Which elites you ask? - businessmen, politicians, military brass, academics, economists, diplomats, bureaucrats, and journalists. Oh, and clerics. And a surprising number of taxi-drivers.
One frequently hears them in the major media, on leading political talk shows, and in the sauna.

The western media mostly quotes and publishes Russian "liberals", a slim minority, whose ranks thin with each passing day. At best they are 10% of the people who count.
To a western ear, they are outside the mainstream, rather creative, and at times conspiratorial.  
But they have a refreshing quality, the result of highly intelligent people thinking outside the strictures of western discourse.
This is what many Russians believe is going on in the world. And we think it’s a fair guess that Putin, being a typical representative of his class, shares many of these views.
If the west wants to have a non-dysfunctional relationship with Russia, it might start by trying to understand its point of view.
So without further ado, here are some ideas popular with the 90%:


  1. The US is aggressive and imperialist. It takes a consistently confrontational approach on international questions in order to expand its hegemony.
  2. Russia is the US's primary target because it follows an independent line and is the main obstacle to the US achieving hegemony in northern Eurasia.
  3. The US abuses its position as issuer of the dollar – the world’s reserve currency – in order to control the world financial system and the system of international trade so as to reinforces its political global dominance.
  4. The Bretton Woods institutions – the World Bank and the IMF – are not politically neutral but are subordinate to the US and are instruments of its policies.
  5. The US has a liberal ideology whose universalist claims parallel the US’s claim to world dominance.
  6. The universalist nature of this ideology renders it hostile to religious or cultural differences, which might stand in the way of the US’s claims to global political dominance.
  7. Since its liberal ideology basically denies the validity of human cultural difference the US seeks to impose on all countries uniform, subordinate patterns of economic, cultural and political behavior.

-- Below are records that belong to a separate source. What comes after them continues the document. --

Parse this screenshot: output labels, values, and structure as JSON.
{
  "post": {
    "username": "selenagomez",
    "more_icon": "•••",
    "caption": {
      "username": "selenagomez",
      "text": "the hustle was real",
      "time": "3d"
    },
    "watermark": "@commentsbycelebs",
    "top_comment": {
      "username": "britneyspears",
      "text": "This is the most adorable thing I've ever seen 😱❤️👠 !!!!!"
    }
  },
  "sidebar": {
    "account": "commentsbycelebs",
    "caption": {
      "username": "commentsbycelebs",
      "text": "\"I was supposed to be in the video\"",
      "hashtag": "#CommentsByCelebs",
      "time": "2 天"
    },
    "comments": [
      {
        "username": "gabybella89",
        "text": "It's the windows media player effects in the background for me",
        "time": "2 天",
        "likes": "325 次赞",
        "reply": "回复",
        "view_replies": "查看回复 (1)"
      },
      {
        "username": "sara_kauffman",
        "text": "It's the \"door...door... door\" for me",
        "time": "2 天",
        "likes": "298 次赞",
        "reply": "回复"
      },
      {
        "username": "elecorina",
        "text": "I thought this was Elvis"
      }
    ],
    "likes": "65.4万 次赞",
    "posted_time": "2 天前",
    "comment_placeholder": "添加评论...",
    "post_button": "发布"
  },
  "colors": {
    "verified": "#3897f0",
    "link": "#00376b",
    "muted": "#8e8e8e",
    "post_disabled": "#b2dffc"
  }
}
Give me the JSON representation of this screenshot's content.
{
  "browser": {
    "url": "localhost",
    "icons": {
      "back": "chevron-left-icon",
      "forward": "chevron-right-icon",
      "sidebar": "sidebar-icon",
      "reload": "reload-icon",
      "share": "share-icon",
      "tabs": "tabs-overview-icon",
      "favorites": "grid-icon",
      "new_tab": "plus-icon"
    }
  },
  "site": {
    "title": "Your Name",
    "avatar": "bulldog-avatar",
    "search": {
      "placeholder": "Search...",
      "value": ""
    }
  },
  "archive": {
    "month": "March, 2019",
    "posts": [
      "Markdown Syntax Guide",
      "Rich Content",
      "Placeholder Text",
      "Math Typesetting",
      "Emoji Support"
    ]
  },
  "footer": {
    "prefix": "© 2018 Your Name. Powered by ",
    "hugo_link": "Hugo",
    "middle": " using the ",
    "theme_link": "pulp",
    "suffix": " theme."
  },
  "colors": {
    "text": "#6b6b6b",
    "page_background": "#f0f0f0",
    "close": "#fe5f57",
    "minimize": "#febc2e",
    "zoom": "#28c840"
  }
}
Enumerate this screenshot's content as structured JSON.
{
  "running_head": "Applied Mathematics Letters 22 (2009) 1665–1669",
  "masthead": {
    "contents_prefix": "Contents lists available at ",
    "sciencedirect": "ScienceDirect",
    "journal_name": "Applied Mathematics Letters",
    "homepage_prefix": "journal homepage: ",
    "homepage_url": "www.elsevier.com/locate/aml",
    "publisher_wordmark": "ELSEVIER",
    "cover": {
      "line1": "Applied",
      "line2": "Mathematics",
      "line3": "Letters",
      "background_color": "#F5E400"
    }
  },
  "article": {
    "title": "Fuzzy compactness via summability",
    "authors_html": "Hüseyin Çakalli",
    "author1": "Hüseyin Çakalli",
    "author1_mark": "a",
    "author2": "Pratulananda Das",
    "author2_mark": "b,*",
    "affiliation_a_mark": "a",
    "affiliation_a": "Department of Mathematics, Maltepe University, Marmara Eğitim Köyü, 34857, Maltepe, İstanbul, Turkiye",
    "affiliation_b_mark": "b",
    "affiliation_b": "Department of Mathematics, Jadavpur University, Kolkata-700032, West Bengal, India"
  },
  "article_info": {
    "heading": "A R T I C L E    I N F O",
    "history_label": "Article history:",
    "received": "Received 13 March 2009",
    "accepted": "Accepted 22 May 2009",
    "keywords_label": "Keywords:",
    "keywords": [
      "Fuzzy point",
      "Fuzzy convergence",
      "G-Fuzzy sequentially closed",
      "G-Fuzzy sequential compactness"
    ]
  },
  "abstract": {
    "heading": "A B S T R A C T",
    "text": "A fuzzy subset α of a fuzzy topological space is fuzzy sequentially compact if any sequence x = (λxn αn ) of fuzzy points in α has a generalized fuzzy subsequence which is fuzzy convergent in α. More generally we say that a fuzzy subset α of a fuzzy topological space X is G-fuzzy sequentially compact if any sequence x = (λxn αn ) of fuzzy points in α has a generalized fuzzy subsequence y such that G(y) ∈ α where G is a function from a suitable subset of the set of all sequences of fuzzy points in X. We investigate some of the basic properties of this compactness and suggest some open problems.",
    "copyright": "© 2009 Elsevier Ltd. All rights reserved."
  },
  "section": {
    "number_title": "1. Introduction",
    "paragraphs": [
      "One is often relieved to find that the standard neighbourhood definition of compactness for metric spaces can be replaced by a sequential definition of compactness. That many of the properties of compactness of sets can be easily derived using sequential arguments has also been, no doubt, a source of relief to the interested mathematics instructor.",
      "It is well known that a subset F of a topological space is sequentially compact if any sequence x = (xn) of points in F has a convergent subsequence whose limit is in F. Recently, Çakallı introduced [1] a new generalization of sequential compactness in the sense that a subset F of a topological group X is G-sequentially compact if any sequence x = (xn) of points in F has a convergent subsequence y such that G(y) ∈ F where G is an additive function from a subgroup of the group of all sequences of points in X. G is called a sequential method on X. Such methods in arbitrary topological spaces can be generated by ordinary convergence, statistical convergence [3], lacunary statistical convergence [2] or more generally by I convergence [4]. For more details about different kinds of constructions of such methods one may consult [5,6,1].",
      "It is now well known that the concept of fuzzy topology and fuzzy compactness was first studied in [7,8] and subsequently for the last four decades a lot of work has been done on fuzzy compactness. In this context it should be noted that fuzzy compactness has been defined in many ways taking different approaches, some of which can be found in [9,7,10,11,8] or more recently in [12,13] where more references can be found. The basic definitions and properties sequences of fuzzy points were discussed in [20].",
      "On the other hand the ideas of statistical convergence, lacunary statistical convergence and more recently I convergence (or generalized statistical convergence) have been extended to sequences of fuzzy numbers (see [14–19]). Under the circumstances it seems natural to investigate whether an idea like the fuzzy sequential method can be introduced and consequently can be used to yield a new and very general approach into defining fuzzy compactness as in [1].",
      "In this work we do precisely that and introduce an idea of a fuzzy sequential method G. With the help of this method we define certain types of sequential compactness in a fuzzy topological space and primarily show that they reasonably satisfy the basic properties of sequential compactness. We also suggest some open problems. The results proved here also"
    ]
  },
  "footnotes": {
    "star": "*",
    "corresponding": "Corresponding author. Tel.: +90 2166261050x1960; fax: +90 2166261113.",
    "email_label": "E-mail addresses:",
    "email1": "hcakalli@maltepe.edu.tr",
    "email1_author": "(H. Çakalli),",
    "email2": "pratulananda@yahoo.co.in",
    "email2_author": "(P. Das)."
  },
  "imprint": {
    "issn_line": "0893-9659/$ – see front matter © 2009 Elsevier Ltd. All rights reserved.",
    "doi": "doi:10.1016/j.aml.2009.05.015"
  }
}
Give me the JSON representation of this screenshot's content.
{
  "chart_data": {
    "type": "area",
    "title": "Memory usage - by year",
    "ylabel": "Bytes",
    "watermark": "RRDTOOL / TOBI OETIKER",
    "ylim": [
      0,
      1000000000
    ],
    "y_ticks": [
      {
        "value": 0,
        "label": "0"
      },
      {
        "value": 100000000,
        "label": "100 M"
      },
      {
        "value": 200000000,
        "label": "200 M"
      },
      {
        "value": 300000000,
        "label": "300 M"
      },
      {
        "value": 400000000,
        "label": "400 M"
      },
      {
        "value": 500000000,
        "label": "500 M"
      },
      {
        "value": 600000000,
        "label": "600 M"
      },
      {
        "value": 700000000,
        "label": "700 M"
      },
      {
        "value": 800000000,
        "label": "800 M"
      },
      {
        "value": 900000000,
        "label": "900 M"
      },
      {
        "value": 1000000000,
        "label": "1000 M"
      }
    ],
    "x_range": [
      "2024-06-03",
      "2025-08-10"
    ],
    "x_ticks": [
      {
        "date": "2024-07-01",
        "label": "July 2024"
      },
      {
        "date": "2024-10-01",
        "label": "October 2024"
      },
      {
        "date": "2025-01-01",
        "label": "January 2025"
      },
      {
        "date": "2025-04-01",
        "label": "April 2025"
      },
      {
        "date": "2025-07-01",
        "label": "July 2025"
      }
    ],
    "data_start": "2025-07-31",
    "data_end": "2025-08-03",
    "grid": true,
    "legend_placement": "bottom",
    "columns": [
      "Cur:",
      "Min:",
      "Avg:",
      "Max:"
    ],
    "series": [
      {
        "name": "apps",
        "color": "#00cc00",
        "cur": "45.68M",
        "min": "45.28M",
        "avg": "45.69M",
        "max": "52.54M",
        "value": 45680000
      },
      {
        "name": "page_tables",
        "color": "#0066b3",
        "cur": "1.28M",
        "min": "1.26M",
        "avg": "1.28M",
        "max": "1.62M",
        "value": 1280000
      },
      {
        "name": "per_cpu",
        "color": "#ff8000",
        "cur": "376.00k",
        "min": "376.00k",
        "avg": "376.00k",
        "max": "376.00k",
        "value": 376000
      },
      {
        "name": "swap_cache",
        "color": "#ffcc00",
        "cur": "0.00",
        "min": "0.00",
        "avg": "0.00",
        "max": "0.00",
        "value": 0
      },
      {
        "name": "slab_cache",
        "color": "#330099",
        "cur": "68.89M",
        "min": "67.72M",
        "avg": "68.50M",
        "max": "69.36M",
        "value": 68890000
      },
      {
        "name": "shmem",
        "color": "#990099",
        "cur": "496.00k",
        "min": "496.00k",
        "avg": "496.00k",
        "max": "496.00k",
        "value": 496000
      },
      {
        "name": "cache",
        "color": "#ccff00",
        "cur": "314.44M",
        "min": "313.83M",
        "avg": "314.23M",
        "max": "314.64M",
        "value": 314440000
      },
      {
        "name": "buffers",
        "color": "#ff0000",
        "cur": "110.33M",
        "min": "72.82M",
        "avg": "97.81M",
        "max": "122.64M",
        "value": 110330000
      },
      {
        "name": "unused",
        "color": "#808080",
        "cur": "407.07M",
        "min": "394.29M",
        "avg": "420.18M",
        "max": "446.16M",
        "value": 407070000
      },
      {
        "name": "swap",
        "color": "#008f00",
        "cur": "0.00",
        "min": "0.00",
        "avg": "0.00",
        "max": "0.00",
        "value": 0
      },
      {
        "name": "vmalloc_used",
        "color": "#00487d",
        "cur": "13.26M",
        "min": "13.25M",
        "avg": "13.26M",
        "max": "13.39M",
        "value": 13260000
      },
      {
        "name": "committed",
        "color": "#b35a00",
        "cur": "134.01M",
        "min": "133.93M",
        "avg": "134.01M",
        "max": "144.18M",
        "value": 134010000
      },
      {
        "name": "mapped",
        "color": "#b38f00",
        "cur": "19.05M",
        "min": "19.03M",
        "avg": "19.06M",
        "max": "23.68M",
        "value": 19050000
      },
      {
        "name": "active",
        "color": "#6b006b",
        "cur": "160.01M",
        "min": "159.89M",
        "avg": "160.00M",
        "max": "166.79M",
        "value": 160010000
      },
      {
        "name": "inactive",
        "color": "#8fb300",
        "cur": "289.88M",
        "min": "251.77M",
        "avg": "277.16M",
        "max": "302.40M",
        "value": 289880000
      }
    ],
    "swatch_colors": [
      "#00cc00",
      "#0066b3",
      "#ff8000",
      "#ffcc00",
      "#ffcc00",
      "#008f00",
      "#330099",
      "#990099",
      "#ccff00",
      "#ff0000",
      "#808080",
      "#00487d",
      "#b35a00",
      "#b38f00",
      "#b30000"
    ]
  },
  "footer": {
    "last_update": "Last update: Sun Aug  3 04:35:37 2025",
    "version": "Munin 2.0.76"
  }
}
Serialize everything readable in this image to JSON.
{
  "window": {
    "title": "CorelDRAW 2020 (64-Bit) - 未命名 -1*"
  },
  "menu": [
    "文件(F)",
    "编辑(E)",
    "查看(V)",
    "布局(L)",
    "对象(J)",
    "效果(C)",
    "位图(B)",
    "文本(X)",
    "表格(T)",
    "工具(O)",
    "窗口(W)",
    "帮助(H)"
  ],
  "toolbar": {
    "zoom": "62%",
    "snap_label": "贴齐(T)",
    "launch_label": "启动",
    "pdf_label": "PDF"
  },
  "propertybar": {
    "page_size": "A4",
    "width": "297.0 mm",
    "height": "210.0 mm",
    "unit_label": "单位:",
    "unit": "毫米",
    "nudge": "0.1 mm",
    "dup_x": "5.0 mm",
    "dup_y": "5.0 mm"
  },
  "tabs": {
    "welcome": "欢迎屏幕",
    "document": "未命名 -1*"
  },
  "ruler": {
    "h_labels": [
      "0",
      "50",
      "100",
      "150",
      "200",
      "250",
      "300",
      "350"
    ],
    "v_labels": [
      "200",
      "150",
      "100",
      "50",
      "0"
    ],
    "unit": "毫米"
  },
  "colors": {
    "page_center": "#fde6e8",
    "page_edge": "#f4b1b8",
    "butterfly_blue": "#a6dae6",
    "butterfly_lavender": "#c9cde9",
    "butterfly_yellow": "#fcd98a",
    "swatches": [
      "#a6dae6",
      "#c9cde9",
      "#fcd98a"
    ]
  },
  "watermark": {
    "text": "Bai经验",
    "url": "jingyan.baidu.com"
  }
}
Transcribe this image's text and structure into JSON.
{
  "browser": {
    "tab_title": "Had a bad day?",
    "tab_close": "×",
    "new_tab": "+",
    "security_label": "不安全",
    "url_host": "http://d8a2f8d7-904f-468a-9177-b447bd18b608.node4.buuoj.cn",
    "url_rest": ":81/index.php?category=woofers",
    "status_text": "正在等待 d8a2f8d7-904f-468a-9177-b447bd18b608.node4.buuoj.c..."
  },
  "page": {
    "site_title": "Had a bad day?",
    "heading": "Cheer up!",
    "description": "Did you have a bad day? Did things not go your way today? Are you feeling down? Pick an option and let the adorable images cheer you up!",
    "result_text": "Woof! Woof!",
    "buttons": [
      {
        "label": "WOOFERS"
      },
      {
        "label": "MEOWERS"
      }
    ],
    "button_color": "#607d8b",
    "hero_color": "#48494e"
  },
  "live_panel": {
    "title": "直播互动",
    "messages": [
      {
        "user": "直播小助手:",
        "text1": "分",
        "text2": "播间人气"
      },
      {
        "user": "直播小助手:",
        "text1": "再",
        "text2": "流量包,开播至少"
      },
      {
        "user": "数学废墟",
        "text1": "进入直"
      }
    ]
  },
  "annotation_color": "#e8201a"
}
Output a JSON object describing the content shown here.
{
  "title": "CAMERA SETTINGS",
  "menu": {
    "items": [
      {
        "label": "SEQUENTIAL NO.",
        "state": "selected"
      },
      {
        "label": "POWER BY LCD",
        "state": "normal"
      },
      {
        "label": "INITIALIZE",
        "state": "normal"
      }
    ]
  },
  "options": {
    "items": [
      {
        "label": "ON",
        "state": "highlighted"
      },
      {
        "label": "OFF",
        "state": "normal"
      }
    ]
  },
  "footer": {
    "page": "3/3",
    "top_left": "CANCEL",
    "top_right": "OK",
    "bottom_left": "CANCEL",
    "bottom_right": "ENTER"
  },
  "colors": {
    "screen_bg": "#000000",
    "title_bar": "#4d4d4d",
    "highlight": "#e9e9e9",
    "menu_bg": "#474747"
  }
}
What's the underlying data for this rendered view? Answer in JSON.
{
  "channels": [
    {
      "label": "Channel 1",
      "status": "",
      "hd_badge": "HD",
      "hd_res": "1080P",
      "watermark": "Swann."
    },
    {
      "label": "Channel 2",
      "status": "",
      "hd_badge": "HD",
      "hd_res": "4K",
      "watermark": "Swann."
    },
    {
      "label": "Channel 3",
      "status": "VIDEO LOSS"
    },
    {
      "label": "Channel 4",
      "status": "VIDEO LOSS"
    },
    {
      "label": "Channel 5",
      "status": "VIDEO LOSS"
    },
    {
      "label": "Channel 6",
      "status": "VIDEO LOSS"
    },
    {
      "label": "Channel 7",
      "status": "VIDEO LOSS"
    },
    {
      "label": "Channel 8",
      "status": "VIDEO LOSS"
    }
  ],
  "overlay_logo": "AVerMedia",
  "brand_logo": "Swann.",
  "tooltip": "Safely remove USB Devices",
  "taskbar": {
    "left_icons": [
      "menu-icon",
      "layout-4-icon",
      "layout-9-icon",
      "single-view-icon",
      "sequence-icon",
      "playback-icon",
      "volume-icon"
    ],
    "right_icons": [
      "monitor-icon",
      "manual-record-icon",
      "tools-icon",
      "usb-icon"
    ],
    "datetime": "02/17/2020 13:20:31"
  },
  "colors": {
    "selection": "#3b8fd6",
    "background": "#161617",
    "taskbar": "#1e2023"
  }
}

  8. As such the US is fundamentally hostile to ideas of national independence and state sovereignty and gives itself the right to intervene freely in the internal affairs of other countries.
  9. NATO and the European Union (themselves products of this liberal ideology) are instruments of US policy. The states which make them up are entirely subordinate to the US.
  10. The Ukrainian crisis is part of the US's attack on Russia.
  11. Russia must respond to this challenge by building up its armed forces, taking steps to protect its society and economy and by leading an international coalition of peace-loving states based around the principles of human dignity, national independence, state sovereignty and respect for traditional conservative values.
Glazyev’s ideas have been gaining increasing influence and popularity in Russia.
Russia’s response to the Ukrainian crisis, its firm reaction to western sanctions, its steps to insulate its economy from the west by for example setting up rivals to western card systems and to SWIFT, its increasing tilt to China and the generally conservative and Christian tone of political discourse in Russia show the extent to which Glazyev is winning the argument.
http://russia-insider.com/en/politics_business_culture_society/2014/11/04/02-07-00pm/sergei_glazyev_want_know_what_russian_elites